Top of MATERIAL TO PROCESS

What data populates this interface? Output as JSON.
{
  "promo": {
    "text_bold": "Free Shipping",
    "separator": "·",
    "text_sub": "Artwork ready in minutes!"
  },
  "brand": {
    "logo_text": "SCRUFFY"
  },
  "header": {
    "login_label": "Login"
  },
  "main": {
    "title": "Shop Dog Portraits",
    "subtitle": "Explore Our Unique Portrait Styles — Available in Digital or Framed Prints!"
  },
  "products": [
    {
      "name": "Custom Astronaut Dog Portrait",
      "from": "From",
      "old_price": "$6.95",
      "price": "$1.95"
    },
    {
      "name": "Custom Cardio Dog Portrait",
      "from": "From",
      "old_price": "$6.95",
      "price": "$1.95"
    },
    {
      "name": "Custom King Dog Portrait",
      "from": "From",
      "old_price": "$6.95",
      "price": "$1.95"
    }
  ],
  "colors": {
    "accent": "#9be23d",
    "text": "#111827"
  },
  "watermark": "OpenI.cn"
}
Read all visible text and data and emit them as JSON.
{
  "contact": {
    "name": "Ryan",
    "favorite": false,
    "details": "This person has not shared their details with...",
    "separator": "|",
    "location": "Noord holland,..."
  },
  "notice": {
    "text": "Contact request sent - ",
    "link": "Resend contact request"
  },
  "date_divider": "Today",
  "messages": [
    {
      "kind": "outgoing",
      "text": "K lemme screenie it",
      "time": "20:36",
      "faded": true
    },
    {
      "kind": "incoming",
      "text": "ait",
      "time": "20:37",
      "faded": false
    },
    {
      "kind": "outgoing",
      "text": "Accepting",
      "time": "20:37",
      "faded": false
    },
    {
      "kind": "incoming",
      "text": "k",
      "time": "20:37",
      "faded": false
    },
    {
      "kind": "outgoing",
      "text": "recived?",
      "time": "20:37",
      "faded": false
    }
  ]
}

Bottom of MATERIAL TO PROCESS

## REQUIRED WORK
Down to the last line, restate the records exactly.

## SOLUTION TO THE EXERCISE
What data populates this interface? Output as JSON.
{
  "promo": {
    "text_bold": "Free Shipping",
    "separator": "·",
    "text_sub": "Artwork ready in minutes!"
  },
  "brand": {
    "logo_text": "SCRUFFY"
  },
  "header": {
    "login_label": "Login"
  },
  "main": {
    "title": "Shop Dog Portraits",
    "subtitle": "Explore Our Unique Portrait Styles — Available in Digital or Framed Prints!"
  },
  "products": [
    {
      "name": "Custom Astronaut Dog Portrait",
      "from": "From",
      "old_price": "$6.95",
      "price": "$1.95"
    },
    {
      "name": "Custom Cardio Dog Portrait",
      "from": "From",
      "old_price": "$6.95",
      "price": "$1.95"
    },
    {
      "name": "Custom King Dog Portrait",
      "from": "From",
      "old_price": "$6.95",
      "price": "$1.95"
    }
  ],
  "colors": {
    "accent": "#9be23d",
    "text": "#111827"
  },
  "watermark": "OpenI.cn"
}
Read all visible text and data and emit them as JSON.
{
  "contact": {
    "name": "Ryan",
    "favorite": false,
    "details": "This person has not shared their details with...",
    "separator": "|",
    "location": "Noord holland,..."
  },
  "notice": {
    "text": "Contact request sent - ",
    "link": "Resend contact request"
  },
  "date_divider": "Today",
  "messages": [
    {
      "kind": "outgoing",
      "text": "K lemme screenie it",
      "time": "20:36",
      "faded": true
    },
    {
      "kind": "incoming",
      "text": "ait",
      "time": "20:37",
      "faded": false
    },
    {
      "kind": "outgoing",
      "text": "Accepting",
      "time": "20:37",
      "faded": false
    },
    {
      "kind": "incoming",
      "text": "k",
      "time": "20:37",
      "faded": false
    },
    {
      "kind": "outgoing",
      "text": "recived?",
      "time": "20:37",
      "faded": false
    }
  ]
}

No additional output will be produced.